**ACTIVITY**
If a line in the listing carries the word "Total", return a copy of that line.

**DATA PROVIDED**
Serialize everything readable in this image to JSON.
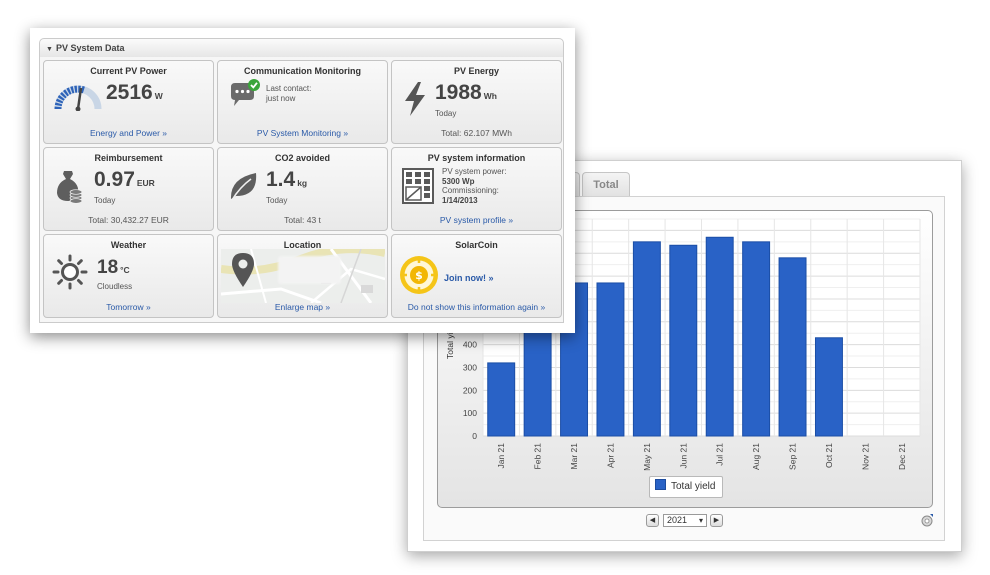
{
  "pv_widget": {
    "header": "PV System Data",
    "tiles": {
      "current_power": {
        "title": "Current PV Power",
        "value": "2516",
        "unit": "W",
        "footer": "Energy and Power »"
      },
      "comm_monitoring": {
        "title": "Communication Monitoring",
        "line1": "Last contact:",
        "line2": "just now",
        "footer": "PV System Monitoring »"
      },
      "pv_energy": {
        "title": "PV Energy",
        "value": "1988",
        "unit": "Wh",
        "sub": "Today",
        "footer": "Total: 62.107 MWh"
      },
      "reimbursement": {
        "title": "Reimbursement",
        "value": "0.97",
        "unit": "EUR",
        "sub": "Today",
        "footer": "Total: 30,432.27 EUR"
      },
      "co2": {
        "title": "CO2 avoided",
        "value": "1.4",
        "unit": "kg",
        "sub": "Today",
        "footer": "Total: 43 t"
      },
      "system_info": {
        "title": "PV system information",
        "power_label": "PV system power:",
        "power_value": "5300 Wp",
        "comm_label": "Commissioning:",
        "comm_value": "1/14/2013",
        "footer": "PV system profile »"
      },
      "weather": {
        "title": "Weather",
        "value": "18",
        "unit": "°C",
        "sub": "Cloudless",
        "footer": "Tomorrow »"
      },
      "location": {
        "title": "Location",
        "footer": "Enlarge map »"
      },
      "solarcoin": {
        "title": "SolarCoin",
        "cta": "Join now! »",
        "footer": "Do not show this information again »"
      }
    }
  },
  "chart_window": {
    "tab_total": "Total",
    "legend_label": "Total yield",
    "year_selected": "2021",
    "prev_symbol": "◀",
    "next_symbol": "▶",
    "caret": "▾"
  },
  "colors": {
    "bar": "#2962c6",
    "bar_edge": "#1b4ea6",
    "link": "#2a5aa8",
    "check": "#3aa53a",
    "solarcoin": "#f2b705"
  },
  "chart_data": {
    "type": "bar",
    "categories": [
      "Jan 21",
      "Feb 21",
      "Mar 21",
      "Apr 21",
      "May 21",
      "Jun 21",
      "Jul 21",
      "Aug 21",
      "Sep 21",
      "Oct 21",
      "Nov 21",
      "Dec 21"
    ],
    "series": [
      {
        "name": "Total yield",
        "values": [
          320,
          610,
          670,
          670,
          850,
          835,
          870,
          850,
          780,
          430,
          null,
          null
        ]
      }
    ],
    "ylabel": "Total yie",
    "yticks": [
      0,
      100,
      200,
      300,
      400
    ],
    "ylim": [
      0,
      950
    ],
    "grid": true,
    "legend": "bottom-center"
  }
}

**THE ANSWER**
        "footer": "Total: 62.107 MWh"
        "footer": "Total: 30,432.27 EUR"
        "footer": "Total: 43 t"
    "tab_total": "Total",
    "legend_label": "Total yield",
        "name": "Total yield",
    "ylabel": "Total yie",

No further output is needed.